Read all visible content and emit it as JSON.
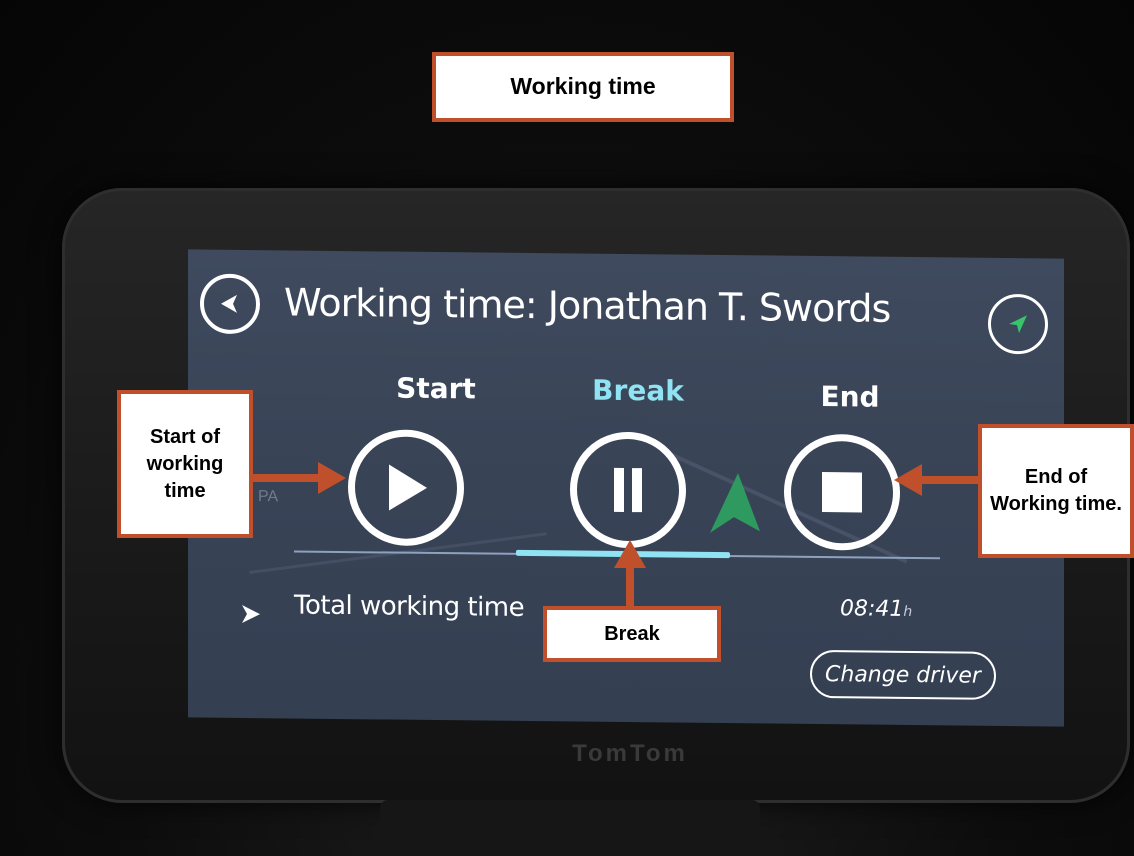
{
  "annotations": {
    "title": "Working time",
    "start": "Start of working time",
    "break": "Break",
    "end": "End of Working time."
  },
  "device": {
    "brand": "TomTom"
  },
  "screen": {
    "title": "Working time: Jonathan T. Swords",
    "map_label": "PA",
    "controls": {
      "start_label": "Start",
      "break_label": "Break",
      "end_label": "End"
    },
    "total": {
      "label": "Total working time",
      "value": "08:41",
      "unit": "h"
    },
    "change_driver": "Change driver"
  },
  "colors": {
    "accent_break": "#8fe3f2",
    "callout_border": "#c0502b",
    "nav_arrow": "#37c46b"
  },
  "icons": {
    "back": "back-arrow-icon",
    "nav": "navigation-arrow-icon",
    "start": "play-icon",
    "break": "pause-icon",
    "end": "stop-icon",
    "row": "chevron-right-icon"
  }
}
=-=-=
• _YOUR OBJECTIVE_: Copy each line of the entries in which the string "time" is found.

• _EXERCISE OUTPUT_:
    "title": "Working time",
    "start": "Start of working time",
    "end": "End of Working time."
    "title": "Working time: Jonathan T. Swords",
      "label": "Total working time",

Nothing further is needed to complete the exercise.